What you will do. Look at each line of the listing. Copy those that hold the string "version".

Given information.
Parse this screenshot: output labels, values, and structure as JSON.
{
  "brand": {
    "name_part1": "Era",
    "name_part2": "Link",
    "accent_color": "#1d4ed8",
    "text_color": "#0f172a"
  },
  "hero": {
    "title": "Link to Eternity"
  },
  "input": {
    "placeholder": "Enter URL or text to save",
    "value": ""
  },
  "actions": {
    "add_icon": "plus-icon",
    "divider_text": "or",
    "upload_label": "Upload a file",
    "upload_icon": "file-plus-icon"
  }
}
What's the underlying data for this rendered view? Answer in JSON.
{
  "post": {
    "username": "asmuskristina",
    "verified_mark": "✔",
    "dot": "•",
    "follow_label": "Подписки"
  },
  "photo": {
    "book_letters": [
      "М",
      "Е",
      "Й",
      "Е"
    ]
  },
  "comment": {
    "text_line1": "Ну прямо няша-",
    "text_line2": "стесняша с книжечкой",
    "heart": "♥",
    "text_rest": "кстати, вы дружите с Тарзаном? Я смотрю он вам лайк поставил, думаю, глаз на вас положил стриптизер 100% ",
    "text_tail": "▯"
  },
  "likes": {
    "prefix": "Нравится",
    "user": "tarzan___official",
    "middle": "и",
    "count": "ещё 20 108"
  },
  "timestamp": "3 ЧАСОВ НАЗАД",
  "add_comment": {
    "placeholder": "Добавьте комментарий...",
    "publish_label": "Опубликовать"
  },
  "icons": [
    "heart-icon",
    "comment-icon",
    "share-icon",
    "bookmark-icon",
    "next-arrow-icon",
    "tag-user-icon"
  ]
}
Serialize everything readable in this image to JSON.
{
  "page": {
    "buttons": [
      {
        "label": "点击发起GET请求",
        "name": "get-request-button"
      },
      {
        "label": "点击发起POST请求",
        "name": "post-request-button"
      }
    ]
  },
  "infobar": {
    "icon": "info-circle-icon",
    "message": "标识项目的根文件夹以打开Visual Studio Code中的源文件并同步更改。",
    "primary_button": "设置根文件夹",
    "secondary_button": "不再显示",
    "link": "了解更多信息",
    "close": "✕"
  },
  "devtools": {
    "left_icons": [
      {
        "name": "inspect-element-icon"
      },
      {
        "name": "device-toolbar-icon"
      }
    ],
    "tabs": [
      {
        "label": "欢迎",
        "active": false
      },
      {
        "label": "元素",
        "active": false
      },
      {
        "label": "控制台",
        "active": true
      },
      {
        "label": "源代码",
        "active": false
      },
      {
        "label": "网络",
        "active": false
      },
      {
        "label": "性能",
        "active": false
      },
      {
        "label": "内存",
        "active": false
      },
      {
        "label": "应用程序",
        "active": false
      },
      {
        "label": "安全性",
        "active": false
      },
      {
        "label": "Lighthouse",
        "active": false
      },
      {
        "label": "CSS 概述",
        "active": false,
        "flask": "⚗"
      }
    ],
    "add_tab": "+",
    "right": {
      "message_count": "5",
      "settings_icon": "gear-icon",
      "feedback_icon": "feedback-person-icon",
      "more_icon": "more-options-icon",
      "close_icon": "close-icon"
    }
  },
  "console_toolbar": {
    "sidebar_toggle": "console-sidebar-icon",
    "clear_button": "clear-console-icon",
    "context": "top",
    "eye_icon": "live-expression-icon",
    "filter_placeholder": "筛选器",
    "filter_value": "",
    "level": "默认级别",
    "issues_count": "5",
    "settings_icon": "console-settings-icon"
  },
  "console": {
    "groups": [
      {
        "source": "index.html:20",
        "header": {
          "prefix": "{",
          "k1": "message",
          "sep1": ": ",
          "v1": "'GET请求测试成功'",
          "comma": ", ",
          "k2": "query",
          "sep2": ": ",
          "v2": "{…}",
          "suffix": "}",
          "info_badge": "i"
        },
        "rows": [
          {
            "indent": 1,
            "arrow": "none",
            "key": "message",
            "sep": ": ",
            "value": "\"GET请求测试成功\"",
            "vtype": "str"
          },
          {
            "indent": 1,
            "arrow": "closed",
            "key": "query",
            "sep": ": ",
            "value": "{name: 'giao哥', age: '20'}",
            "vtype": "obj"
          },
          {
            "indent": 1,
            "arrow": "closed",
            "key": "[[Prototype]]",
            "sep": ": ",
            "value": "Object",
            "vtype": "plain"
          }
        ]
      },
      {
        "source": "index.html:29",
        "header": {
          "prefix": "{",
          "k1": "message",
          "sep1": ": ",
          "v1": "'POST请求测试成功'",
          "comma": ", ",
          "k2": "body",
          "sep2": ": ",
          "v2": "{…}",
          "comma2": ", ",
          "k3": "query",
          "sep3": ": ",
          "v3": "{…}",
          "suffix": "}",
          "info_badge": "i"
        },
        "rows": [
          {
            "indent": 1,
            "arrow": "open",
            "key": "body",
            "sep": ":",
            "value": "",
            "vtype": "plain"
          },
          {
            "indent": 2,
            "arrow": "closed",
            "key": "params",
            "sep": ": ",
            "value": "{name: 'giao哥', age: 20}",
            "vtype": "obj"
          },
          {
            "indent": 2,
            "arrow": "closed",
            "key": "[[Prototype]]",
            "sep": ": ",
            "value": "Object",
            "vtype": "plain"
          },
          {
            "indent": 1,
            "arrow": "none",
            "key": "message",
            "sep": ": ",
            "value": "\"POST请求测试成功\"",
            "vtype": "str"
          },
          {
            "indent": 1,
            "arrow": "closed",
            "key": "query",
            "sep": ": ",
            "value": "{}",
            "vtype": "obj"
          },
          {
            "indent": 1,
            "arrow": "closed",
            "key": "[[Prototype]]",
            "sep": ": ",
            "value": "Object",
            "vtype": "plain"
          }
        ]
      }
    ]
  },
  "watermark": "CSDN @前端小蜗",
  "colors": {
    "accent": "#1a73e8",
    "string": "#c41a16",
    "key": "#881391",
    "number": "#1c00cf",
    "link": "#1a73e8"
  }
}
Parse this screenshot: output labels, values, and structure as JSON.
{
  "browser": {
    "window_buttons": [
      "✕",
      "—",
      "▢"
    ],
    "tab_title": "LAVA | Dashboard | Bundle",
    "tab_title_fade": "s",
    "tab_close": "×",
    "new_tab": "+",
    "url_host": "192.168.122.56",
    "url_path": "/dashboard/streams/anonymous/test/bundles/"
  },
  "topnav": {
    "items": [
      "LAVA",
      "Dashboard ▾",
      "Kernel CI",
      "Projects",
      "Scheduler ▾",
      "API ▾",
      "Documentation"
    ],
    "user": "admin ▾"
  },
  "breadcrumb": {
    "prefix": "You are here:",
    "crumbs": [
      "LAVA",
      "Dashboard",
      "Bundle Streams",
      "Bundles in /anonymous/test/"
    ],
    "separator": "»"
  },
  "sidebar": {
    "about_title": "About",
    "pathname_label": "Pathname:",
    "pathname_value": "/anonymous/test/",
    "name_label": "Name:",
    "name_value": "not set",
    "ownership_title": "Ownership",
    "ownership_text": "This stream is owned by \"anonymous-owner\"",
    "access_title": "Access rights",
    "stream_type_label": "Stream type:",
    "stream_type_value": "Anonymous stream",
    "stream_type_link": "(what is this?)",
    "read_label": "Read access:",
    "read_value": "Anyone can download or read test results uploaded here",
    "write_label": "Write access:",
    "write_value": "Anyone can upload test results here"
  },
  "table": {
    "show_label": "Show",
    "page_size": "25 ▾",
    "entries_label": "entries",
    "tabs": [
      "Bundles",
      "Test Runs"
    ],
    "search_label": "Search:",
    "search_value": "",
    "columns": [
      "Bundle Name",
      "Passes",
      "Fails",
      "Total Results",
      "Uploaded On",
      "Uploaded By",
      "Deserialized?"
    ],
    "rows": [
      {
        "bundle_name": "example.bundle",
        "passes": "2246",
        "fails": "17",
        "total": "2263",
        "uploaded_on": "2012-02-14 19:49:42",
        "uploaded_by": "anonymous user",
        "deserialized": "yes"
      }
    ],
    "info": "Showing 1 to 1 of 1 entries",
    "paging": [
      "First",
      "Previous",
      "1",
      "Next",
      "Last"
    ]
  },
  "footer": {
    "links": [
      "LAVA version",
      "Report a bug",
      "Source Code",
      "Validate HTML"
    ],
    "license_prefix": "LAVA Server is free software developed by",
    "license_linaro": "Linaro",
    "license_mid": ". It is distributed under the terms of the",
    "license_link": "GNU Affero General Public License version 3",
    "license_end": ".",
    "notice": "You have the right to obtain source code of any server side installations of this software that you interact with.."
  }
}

Task solution.
      "LAVA version",
    "license_link": "GNU Affero General Public License version 3",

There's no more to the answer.